Search through the entries for the word "version" and copy every line that has it.

##### Source records

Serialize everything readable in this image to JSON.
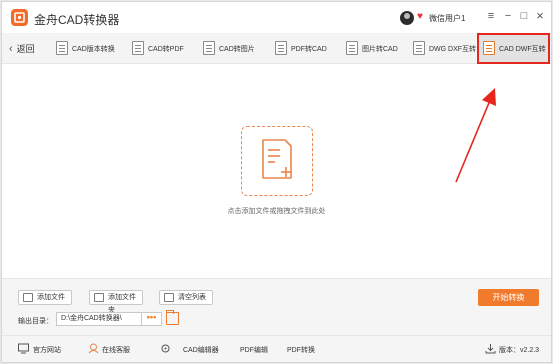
{
  "app": {
    "title": "金舟CAD转换器"
  },
  "user": {
    "name": "微信用户1"
  },
  "window_controls": {
    "menu": "≡",
    "minimize": "−",
    "maximize": "□",
    "close": "×"
  },
  "toolbar": {
    "back_label": "返回",
    "tools": [
      {
        "label": "CAD版本转换",
        "icon": "cad-version-icon"
      },
      {
        "label": "CAD转PDF",
        "icon": "cad-to-pdf-icon"
      },
      {
        "label": "CAD转图片",
        "icon": "cad-to-image-icon"
      },
      {
        "label": "PDF转CAD",
        "icon": "pdf-to-cad-icon"
      },
      {
        "label": "图片转CAD",
        "icon": "image-to-cad-icon"
      },
      {
        "label": "DWG DXF互转",
        "icon": "dwg-dxf-icon"
      },
      {
        "label": "CAD DWF互转",
        "icon": "cad-dwf-icon",
        "active": true
      }
    ]
  },
  "dropzone": {
    "hint": "点击添加文件或拖拽文件到此处"
  },
  "panel": {
    "add_file": "添加文件",
    "add_folder": "添加文件夹",
    "clear_list": "清空列表",
    "start": "开始转换",
    "output_label": "输出目录：",
    "output_path": "D:\\金舟CAD转换器\\",
    "browse": "•••"
  },
  "footer": {
    "website": "官方网站",
    "support": "在线客服",
    "cad_editor": "CAD编辑器",
    "pdf_editor": "PDF编辑",
    "pdf_convert": "PDF转换",
    "version": "版本：v2.2.3"
  },
  "colors": {
    "accent": "#f07b2d",
    "highlight_border": "#e5261f"
  }
}
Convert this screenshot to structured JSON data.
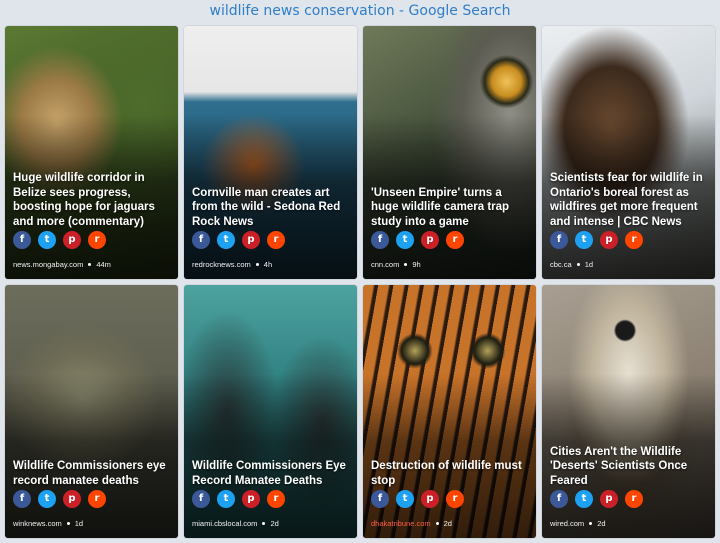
{
  "page": {
    "title": "wildlife news conservation - Google Search"
  },
  "share_icons": [
    {
      "name": "facebook-icon",
      "glyph": "f"
    },
    {
      "name": "twitter-icon",
      "glyph": "t"
    },
    {
      "name": "pinterest-icon",
      "glyph": "p"
    },
    {
      "name": "reddit-icon",
      "glyph": "r"
    }
  ],
  "cards": [
    {
      "title": "Huge wildlife corridor in Belize sees progress, boosting hope for jaguars and more (commentary)",
      "source": "news.mongabay.com",
      "age": "44m",
      "photo": "jaguar"
    },
    {
      "title": "Cornville man creates art from the wild - Sedona Red Rock News",
      "source": "redrocknews.com",
      "age": "4h",
      "photo": "art"
    },
    {
      "title": "'Unseen Empire' turns a huge wildlife camera trap study into a game",
      "source": "cnn.com",
      "age": "9h",
      "photo": "animal-eye"
    },
    {
      "title": "Scientists fear for wildlife in Ontario's boreal forest as wildfires get more frequent and intense | CBC News",
      "source": "cbc.ca",
      "age": "1d",
      "photo": "wolverine"
    },
    {
      "title": "Wildlife Commissioners eye record manatee deaths",
      "source": "winknews.com",
      "age": "1d",
      "photo": "manatee-murky"
    },
    {
      "title": "Wildlife Commissioners Eye Record Manatee Deaths",
      "source": "miami.cbslocal.com",
      "age": "2d",
      "photo": "manatees"
    },
    {
      "title": "Destruction of wildlife must stop",
      "source": "dhakatribune.com",
      "age": "2d",
      "photo": "tiger"
    },
    {
      "title": "Cities Aren't the Wildlife 'Deserts' Scientists Once Feared",
      "source": "wired.com",
      "age": "2d",
      "photo": "falcon"
    }
  ]
}
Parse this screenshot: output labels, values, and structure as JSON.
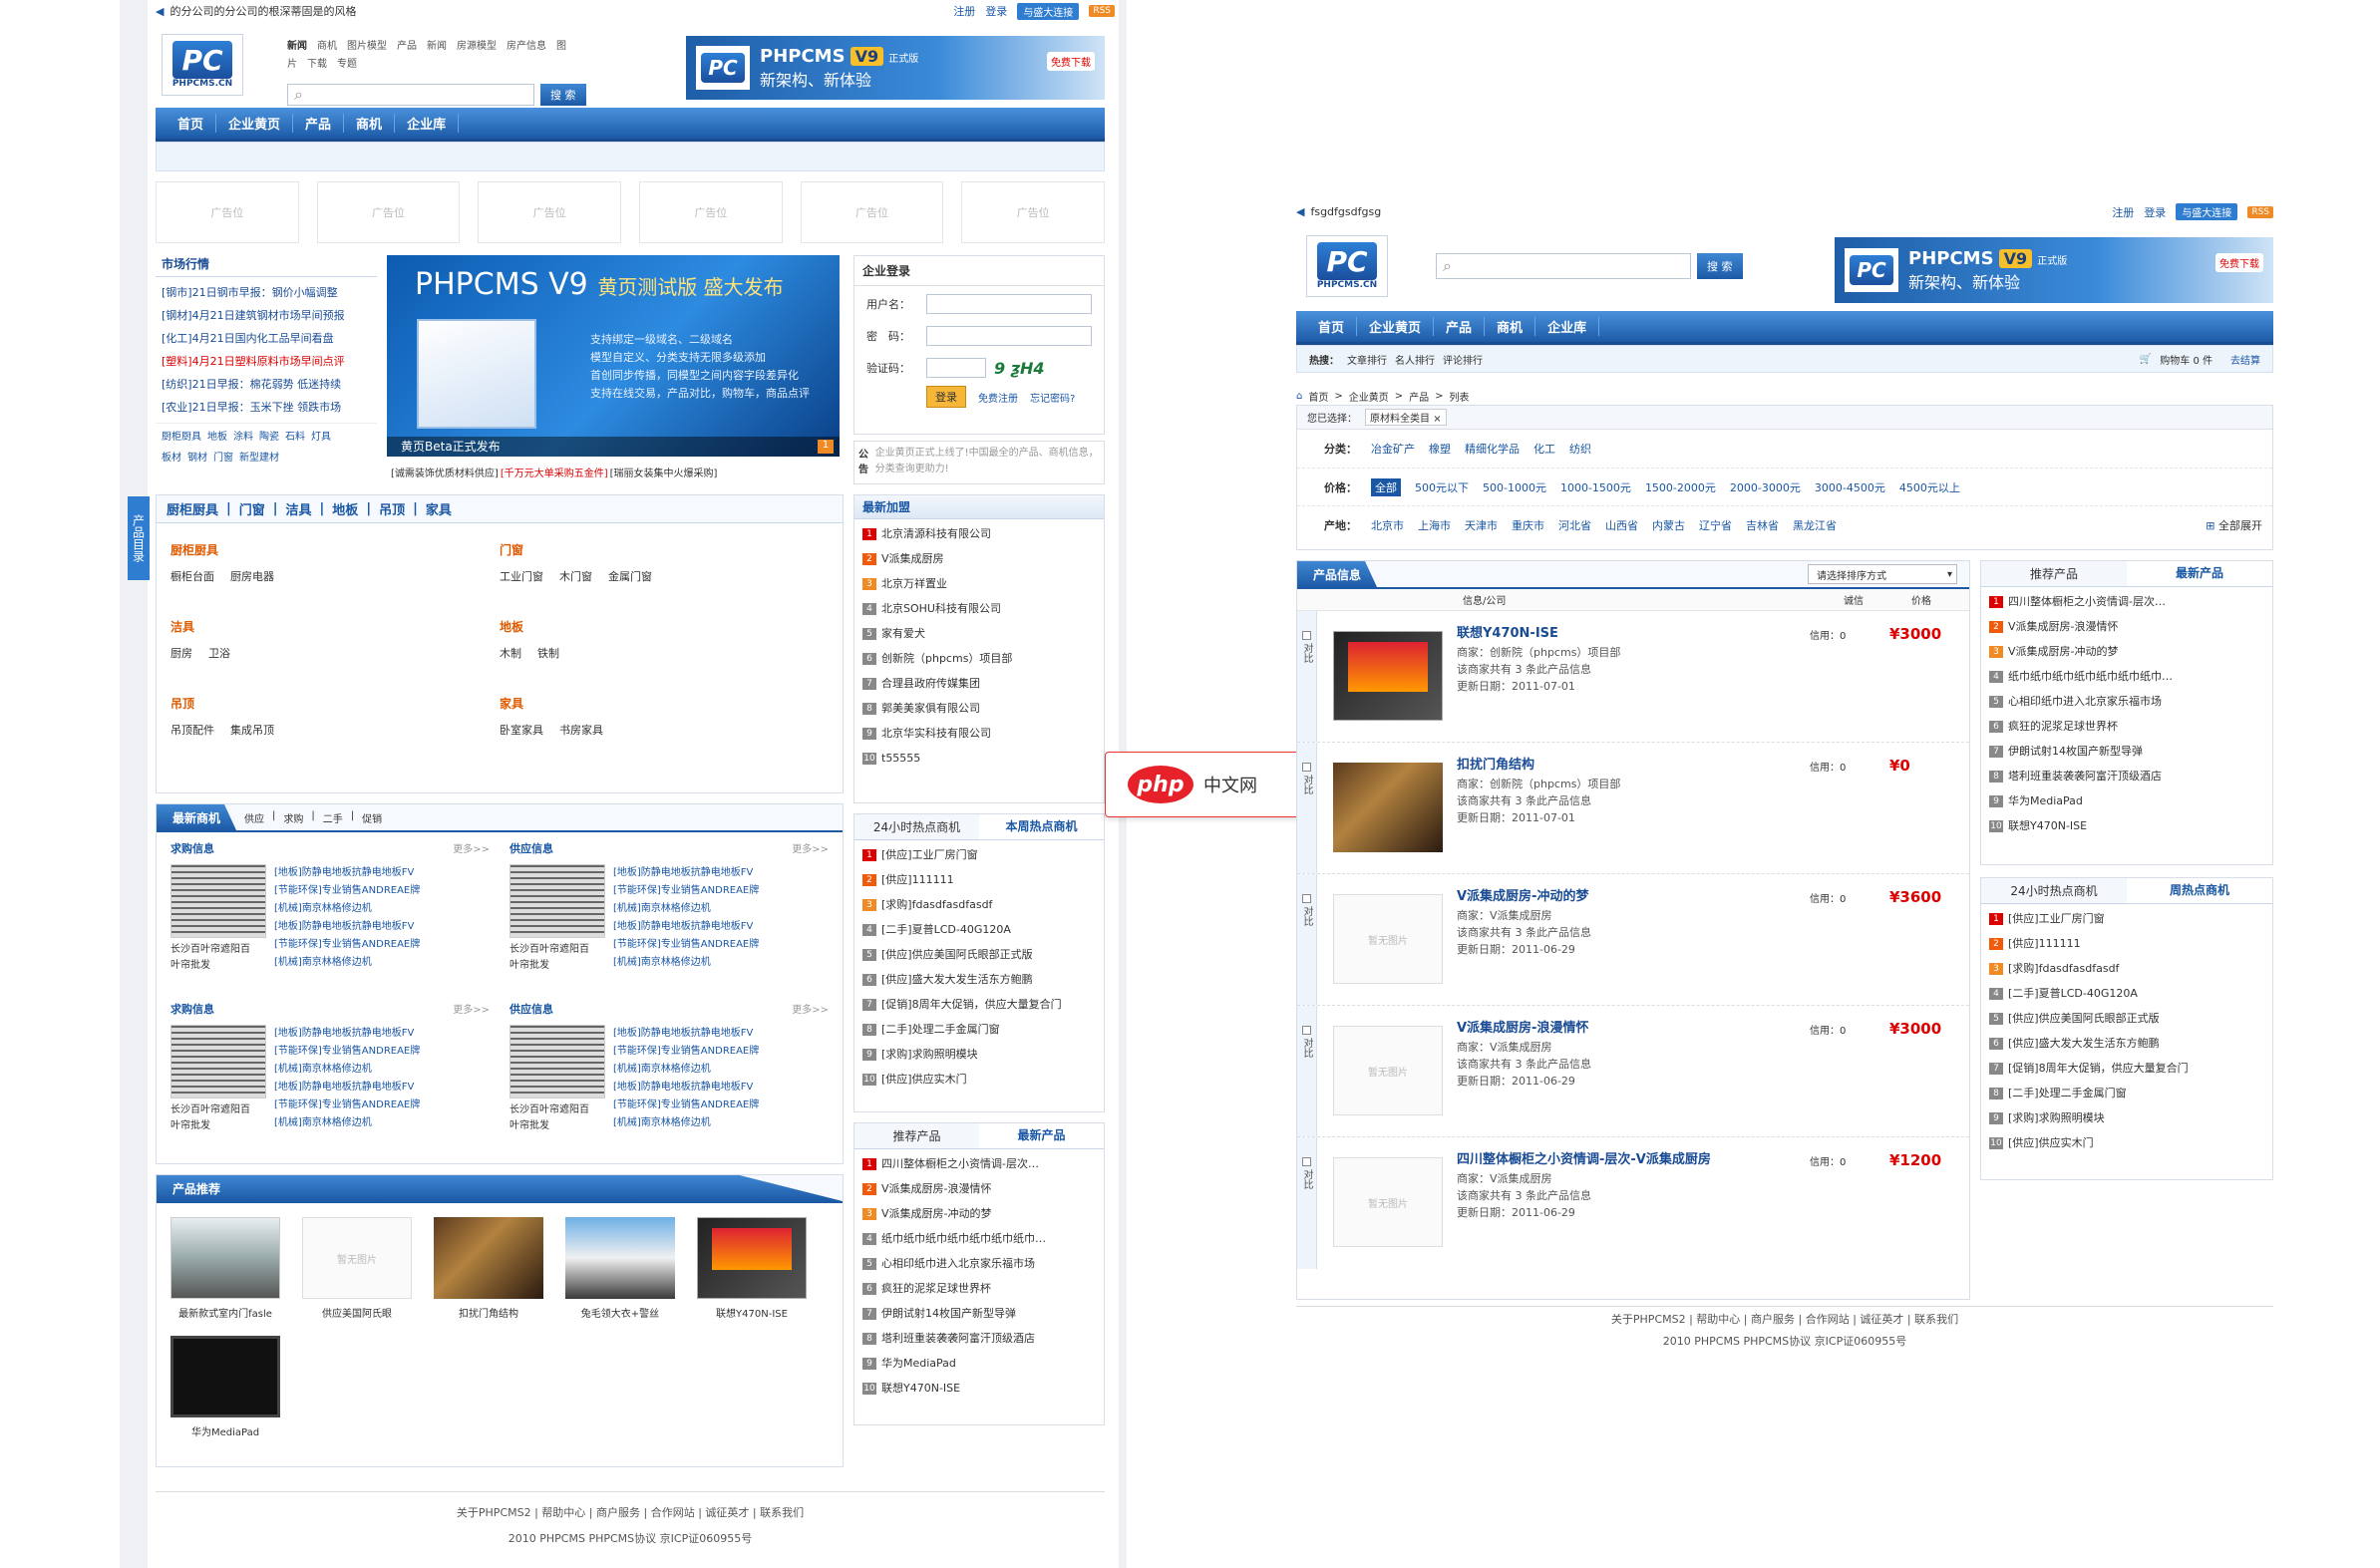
{
  "left": {
    "topbar": {
      "slogan": "的分公司的分公司的根深蒂固是的风格",
      "register": "注册",
      "login": "登录",
      "qiye": "与盛大连接",
      "rss": "RSS"
    },
    "logo": {
      "mark": "PC",
      "text": "PHPCMS.CN"
    },
    "header_links": {
      "row1": [
        "新闻",
        "商机",
        "图片模型",
        "产品",
        "新闻",
        "房源模型",
        "房产信息",
        "图"
      ],
      "row2": [
        "片",
        "下载",
        "专题"
      ]
    },
    "search": {
      "button": "搜 索"
    },
    "banner": {
      "title": "PHPCMS",
      "v9": "V9",
      "tag": "正式版",
      "slogan": "新架构、新体验",
      "download": "免费下载"
    },
    "nav": [
      "首页",
      "企业黄页",
      "产品",
      "商机",
      "企业库"
    ],
    "ads": [
      "广告位",
      "广告位",
      "广告位",
      "广告位",
      "广告位",
      "广告位"
    ],
    "market": {
      "title": "市场行情",
      "items": [
        "[钢市]21日钢市早报：钢价小幅调整",
        "[钢材]4月21日建筑钢材市场早间预报",
        "[化工]4月21日国内化工品早间看盘",
        "[塑料]4月21日塑料原料市场早间点评",
        "[纺织]21日早报：棉花弱势 低迷持续",
        "[农业]21日早报：玉米下挫 领跌市场"
      ],
      "tags1": [
        "厨柜厨具",
        "地板",
        "涂料",
        "陶瓷",
        "石料",
        "灯具"
      ],
      "tags2": [
        "板材",
        "钢材",
        "门窗",
        "新型建材"
      ]
    },
    "hero": {
      "title": "PHPCMS V9",
      "subtitle": "黄页测试版 盛大发布",
      "desc": [
        "支持绑定一级域名、二级域名",
        "模型自定义、分类支持无限多级添加",
        "首创同步传播，同模型之间内容字段差异化",
        "支持在线交易，产品对比，购物车，商品点评"
      ],
      "caption": "黄页Beta正式发布",
      "page": "1",
      "ticker": [
        "[诚需装饰优质材料供应]",
        "[千万元大单采购五金件]",
        "[瑞丽女装集中火爆采购]"
      ]
    },
    "login": {
      "title": "企业登录",
      "user": "用户名：",
      "pwd": "密　码：",
      "code": "验证码：",
      "captcha": "9 ƺH4",
      "btn": "登录",
      "reg": "免费注册",
      "forgot": "忘记密码?",
      "notice_label": "公告",
      "notice": "企业黄页正式上线了!中国最全的产品、商机信息，分类查询更助力!"
    },
    "latest": {
      "title": "最新加盟",
      "items": [
        "北京清源科技有限公司",
        "V派集成厨房",
        "北京万祥置业",
        "北京SOHU科技有限公司",
        "家有爱犬",
        "创新院（phpcms）项目部",
        "合理县政府传媒集团",
        "郭美美家俱有限公司",
        "北京华实科技有限公司",
        "t55555"
      ]
    },
    "catalog": {
      "side": "产品目录",
      "tabs": [
        "厨柜厨具",
        "门窗",
        "洁具",
        "地板",
        "吊顶",
        "家具"
      ],
      "blocks": [
        {
          "h": "厨柜厨具",
          "items": [
            "橱柜台面",
            "厨房电器"
          ]
        },
        {
          "h": "门窗",
          "items": [
            "工业门窗",
            "木门窗",
            "金属门窗"
          ]
        },
        {
          "h": "洁具",
          "items": [
            "厨房",
            "卫浴"
          ]
        },
        {
          "h": "地板",
          "items": [
            "木制",
            "铁制"
          ]
        },
        {
          "h": "吊顶",
          "items": [
            "吊顶配件",
            "集成吊顶"
          ]
        },
        {
          "h": "家具",
          "items": [
            "卧室家具",
            "书房家具"
          ]
        }
      ]
    },
    "biz": {
      "title": "最新商机",
      "tabs": [
        "供应",
        "求购",
        "二手",
        "促销"
      ],
      "groups": [
        {
          "h": "求购信息",
          "more": "更多>>"
        },
        {
          "h": "供应信息",
          "more": "更多>>"
        },
        {
          "h": "求购信息",
          "more": "更多>>"
        },
        {
          "h": "供应信息",
          "more": "更多>>"
        }
      ],
      "caption1": "长沙百叶帘遮阳百",
      "caption2": "叶帘批发",
      "lines": [
        "[地板]防静电地板抗静电地板FV",
        "[节能环保]专业销售ANDREAE牌",
        "[机械]南京林格修边机",
        "[地板]防静电地板抗静电地板FV",
        "[节能环保]专业销售ANDREAE牌",
        "[机械]南京林格修边机"
      ]
    },
    "hot": {
      "tabs": [
        "24小时热点商机",
        "本周热点商机"
      ],
      "items": [
        "[供应]工业厂房门窗",
        "[供应]111111",
        "[求购]fdasdfasdfasdf",
        "[二手]夏普LCD-40G120A",
        "[供应]供应美国阿氏眼部正式版",
        "[供应]盛大发大发生活东方鲍鹏",
        "[促销]8周年大促销，供应大量复合门",
        "[二手]处理二手金属门窗",
        "[求购]求购照明模块",
        "[供应]供应实木门"
      ]
    },
    "prod_rec": {
      "title": "产品推荐",
      "nopic": "暂无图片",
      "items": [
        "最新款式室内门fasle",
        "供应美国阿氏眼",
        "扣扰门角结构",
        "兔毛领大衣+警丝",
        "联想Y470N-ISE",
        "华为MediaPad"
      ]
    },
    "newprod": {
      "tabs": [
        "推荐产品",
        "最新产品"
      ],
      "items": [
        "四川整体橱柜之小资情调-层次…",
        "V派集成厨房-浪漫情怀",
        "V派集成厨房-冲动的梦",
        "纸巾纸巾纸巾纸巾纸巾纸巾纸巾…",
        "心相印纸巾进入北京家乐福市场",
        "疯狂的泥浆足球世界杯",
        "伊朗试射14枚国产新型导弹",
        "塔利班重装袭袭阿富汗顶级酒店",
        "华为MediaPad",
        "联想Y470N-ISE"
      ]
    },
    "footer": {
      "links": "关于PHPCMS2 | 帮助中心 | 商户服务 | 合作网站 | 诚征英才 | 联系我们",
      "copy": "2010 PHPCMS PHPCMS协议 京ICP证060955号"
    }
  },
  "right": {
    "topbar": {
      "slogan": "fsgdfgsdfgsg",
      "register": "注册",
      "login": "登录",
      "qiye": "与盛大连接",
      "rss": "RSS"
    },
    "search": {
      "button": "搜 索"
    },
    "nav": [
      "首页",
      "企业黄页",
      "产品",
      "商机",
      "企业库"
    ],
    "subnav": {
      "label": "热搜：",
      "links": [
        "文章排行",
        "名人排行",
        "评论排行"
      ],
      "cart": "购物车 0 件",
      "checkout": "去结算"
    },
    "breadcrumb": [
      "首页",
      "企业黄页",
      "产品",
      "列表"
    ],
    "filter": {
      "selected_label": "您已选择：",
      "selected": "原材料全类目",
      "category_label": "分类：",
      "categories": [
        "冶金矿产",
        "橡塑",
        "精细化学品",
        "化工",
        "纺织"
      ],
      "price_label": "价格：",
      "prices": [
        "全部",
        "500元以下",
        "500-1000元",
        "1000-1500元",
        "1500-2000元",
        "2000-3000元",
        "3000-4500元",
        "4500元以上"
      ],
      "area_label": "产地：",
      "areas": [
        "北京市",
        "上海市",
        "天津市",
        "重庆市",
        "河北省",
        "山西省",
        "内蒙古",
        "辽宁省",
        "吉林省",
        "黑龙江省"
      ],
      "expand": "全部展开"
    },
    "list": {
      "title": "产品信息",
      "sort": "请选择排序方式",
      "cols": [
        "信息/公司",
        "诚信",
        "价格"
      ],
      "compare": "对比",
      "nopic": "暂无图片",
      "items": [
        {
          "name": "联想Y470N-ISE",
          "seller": "商家：创新院（phpcms）项目部",
          "count": "该商家共有 3 条此产品信息",
          "date": "更新日期：2011-07-01",
          "credit": "信用：0",
          "price": "¥3000"
        },
        {
          "name": "扣扰门角结构",
          "seller": "商家：创新院（phpcms）项目部",
          "count": "该商家共有 3 条此产品信息",
          "date": "更新日期：2011-07-01",
          "credit": "信用：0",
          "price": "¥0"
        },
        {
          "name": "V派集成厨房-冲动的梦",
          "seller": "商家：V派集成厨房",
          "count": "该商家共有 3 条此产品信息",
          "date": "更新日期：2011-06-29",
          "credit": "信用：0",
          "price": "¥3600"
        },
        {
          "name": "V派集成厨房-浪漫情怀",
          "seller": "商家：V派集成厨房",
          "count": "该商家共有 3 条此产品信息",
          "date": "更新日期：2011-06-29",
          "credit": "信用：0",
          "price": "¥3000"
        },
        {
          "name": "四川整体橱柜之小资情调-层次-V派集成厨房",
          "seller": "商家：V派集成厨房",
          "count": "该商家共有 3 条此产品信息",
          "date": "更新日期：2011-06-29",
          "credit": "信用：0",
          "price": "¥1200"
        }
      ]
    },
    "rec": {
      "tabs": [
        "推荐产品",
        "最新产品"
      ],
      "items": [
        "四川整体橱柜之小资情调-层次…",
        "V派集成厨房-浪漫情怀",
        "V派集成厨房-冲动的梦",
        "纸巾纸巾纸巾纸巾纸巾纸巾纸巾…",
        "心相印纸巾进入北京家乐福市场",
        "疯狂的泥浆足球世界杯",
        "伊朗试射14枚国产新型导弹",
        "塔利班重装袭袭阿富汗顶级酒店",
        "华为MediaPad",
        "联想Y470N-ISE"
      ]
    },
    "hot": {
      "tabs": [
        "24小时热点商机",
        "周热点商机"
      ],
      "items": [
        "[供应]工业厂房门窗",
        "[供应]111111",
        "[求购]fdasdfasdfasdf",
        "[二手]夏普LCD-40G120A",
        "[供应]供应美国阿氏眼部正式版",
        "[供应]盛大发大发生活东方鲍鹏",
        "[促销]8周年大促销，供应大量复合门",
        "[二手]处理二手金属门窗",
        "[求购]求购照明模块",
        "[供应]供应实木门"
      ]
    },
    "footer": {
      "links": "关于PHPCMS2 | 帮助中心 | 商户服务 | 合作网站 | 诚征英才 | 联系我们",
      "copy": "2010 PHPCMS PHPCMS协议 京ICP证060955号"
    }
  },
  "watermark": {
    "logo": "php",
    "text": "中文网"
  }
}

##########

Your solution
        "icon": "cad-version-icon"
    "version": "版本：v2.2.3"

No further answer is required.